[Data supplied Boundary: Start]

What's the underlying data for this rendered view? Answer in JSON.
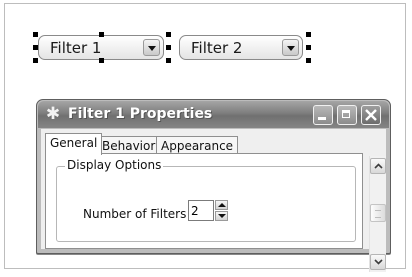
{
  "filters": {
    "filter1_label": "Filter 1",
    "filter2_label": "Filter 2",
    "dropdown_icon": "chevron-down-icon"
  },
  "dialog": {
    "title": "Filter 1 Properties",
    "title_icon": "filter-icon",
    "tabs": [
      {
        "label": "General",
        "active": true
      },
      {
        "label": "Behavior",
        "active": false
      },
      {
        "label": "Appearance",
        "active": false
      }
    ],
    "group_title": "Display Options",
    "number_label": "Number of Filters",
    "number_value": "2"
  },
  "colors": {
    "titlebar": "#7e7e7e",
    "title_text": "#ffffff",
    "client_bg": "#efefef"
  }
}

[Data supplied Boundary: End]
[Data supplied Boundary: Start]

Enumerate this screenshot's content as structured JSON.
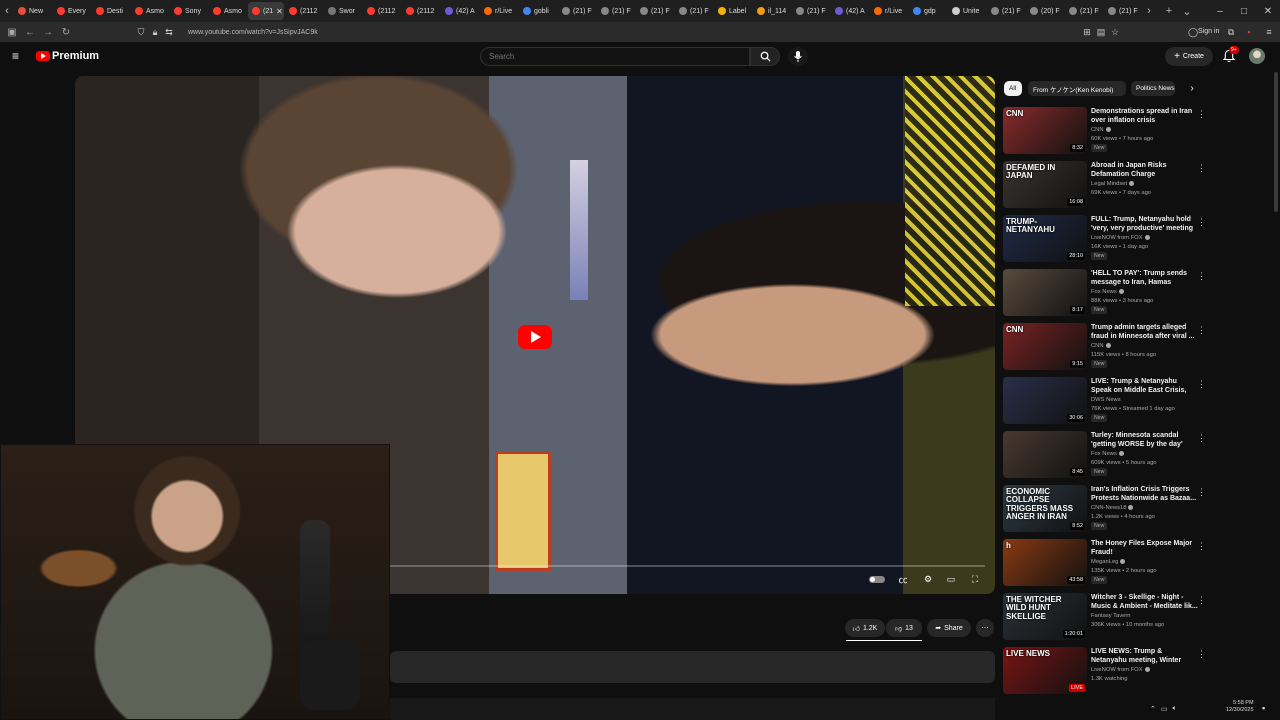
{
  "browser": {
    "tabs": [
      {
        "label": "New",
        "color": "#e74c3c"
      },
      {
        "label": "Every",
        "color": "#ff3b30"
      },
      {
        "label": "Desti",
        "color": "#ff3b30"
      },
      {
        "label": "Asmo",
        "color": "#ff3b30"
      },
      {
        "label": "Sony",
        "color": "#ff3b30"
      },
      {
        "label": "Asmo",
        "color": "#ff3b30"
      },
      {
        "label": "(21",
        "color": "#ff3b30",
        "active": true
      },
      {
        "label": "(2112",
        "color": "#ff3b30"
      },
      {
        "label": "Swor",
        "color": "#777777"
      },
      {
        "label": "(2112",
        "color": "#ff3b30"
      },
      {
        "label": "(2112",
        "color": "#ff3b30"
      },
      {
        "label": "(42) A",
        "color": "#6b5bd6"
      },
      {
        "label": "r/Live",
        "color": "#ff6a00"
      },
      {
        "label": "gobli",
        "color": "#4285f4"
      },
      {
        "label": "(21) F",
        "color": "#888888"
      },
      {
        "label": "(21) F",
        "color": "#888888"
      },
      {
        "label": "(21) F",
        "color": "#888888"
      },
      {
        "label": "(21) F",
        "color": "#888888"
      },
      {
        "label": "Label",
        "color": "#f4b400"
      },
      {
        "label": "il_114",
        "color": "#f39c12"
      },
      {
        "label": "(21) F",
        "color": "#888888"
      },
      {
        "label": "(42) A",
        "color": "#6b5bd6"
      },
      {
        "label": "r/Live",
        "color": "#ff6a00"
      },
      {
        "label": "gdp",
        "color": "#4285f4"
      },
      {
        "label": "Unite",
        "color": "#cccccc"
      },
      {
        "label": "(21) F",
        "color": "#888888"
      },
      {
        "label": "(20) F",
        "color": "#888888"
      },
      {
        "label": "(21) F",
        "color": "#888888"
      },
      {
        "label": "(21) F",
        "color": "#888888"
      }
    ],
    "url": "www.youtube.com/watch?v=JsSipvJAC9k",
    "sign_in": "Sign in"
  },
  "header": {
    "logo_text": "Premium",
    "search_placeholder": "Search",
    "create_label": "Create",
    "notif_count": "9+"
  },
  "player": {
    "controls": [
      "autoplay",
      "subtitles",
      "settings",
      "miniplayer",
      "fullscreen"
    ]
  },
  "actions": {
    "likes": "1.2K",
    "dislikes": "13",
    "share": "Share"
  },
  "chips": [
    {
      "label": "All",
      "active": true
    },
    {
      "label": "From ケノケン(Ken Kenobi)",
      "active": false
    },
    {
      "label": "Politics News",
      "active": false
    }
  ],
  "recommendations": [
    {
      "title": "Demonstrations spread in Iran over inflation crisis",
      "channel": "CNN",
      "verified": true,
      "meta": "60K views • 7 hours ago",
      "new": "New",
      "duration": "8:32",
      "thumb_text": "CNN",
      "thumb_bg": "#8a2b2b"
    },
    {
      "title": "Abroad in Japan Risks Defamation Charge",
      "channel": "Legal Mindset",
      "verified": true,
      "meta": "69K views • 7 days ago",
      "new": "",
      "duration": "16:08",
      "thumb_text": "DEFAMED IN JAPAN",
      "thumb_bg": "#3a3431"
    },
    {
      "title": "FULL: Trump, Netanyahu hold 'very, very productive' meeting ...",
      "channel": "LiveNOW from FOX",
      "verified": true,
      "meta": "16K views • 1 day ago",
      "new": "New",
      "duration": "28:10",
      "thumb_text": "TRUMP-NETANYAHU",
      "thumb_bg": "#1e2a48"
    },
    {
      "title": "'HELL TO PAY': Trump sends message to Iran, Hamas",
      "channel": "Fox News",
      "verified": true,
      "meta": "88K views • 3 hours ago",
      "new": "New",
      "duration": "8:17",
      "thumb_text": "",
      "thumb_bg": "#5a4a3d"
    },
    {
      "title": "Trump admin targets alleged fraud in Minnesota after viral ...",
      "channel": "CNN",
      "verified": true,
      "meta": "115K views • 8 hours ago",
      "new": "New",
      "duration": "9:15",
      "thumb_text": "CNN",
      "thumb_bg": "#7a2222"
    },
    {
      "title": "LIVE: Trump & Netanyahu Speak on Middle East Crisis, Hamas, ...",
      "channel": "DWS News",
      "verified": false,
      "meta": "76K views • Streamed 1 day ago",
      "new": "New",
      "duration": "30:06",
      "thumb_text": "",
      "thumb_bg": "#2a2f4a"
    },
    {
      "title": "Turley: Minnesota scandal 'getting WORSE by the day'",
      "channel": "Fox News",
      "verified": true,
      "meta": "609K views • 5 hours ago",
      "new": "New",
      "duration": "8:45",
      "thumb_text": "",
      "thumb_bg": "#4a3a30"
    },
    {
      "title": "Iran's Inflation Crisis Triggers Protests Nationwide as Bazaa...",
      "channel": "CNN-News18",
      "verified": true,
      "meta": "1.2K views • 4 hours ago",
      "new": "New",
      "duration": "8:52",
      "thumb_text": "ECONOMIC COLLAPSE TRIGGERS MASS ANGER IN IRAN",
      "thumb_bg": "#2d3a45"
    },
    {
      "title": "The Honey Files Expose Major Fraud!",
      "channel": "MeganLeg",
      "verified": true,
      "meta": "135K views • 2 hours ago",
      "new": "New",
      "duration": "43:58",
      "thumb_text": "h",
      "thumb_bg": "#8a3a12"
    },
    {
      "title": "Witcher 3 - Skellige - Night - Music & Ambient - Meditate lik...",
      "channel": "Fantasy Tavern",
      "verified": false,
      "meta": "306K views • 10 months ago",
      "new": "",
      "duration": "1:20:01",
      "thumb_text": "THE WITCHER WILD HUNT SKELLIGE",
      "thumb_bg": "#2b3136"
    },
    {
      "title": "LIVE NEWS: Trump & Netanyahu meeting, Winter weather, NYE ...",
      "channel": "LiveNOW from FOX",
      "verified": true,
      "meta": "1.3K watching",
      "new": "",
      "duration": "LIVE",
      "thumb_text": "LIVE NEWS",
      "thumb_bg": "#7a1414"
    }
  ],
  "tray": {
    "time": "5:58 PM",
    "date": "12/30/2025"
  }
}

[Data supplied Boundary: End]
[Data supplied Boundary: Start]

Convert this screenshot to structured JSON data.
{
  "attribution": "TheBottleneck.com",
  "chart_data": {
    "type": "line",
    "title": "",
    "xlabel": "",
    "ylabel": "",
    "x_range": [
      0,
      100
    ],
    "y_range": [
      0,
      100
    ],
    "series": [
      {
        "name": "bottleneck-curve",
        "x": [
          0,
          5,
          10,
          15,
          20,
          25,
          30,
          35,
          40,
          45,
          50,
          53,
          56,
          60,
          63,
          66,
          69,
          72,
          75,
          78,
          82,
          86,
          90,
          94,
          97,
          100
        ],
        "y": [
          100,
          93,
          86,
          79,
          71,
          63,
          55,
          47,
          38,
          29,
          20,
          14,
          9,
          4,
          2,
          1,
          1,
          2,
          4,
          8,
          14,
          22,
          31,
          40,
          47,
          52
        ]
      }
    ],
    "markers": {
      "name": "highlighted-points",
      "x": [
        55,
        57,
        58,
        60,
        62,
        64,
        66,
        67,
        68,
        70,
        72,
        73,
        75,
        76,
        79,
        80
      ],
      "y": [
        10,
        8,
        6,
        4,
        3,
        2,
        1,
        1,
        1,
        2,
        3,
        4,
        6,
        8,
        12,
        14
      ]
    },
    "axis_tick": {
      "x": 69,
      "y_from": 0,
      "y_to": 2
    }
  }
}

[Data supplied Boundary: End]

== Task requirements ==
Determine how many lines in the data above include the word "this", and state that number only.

== Task output ==
3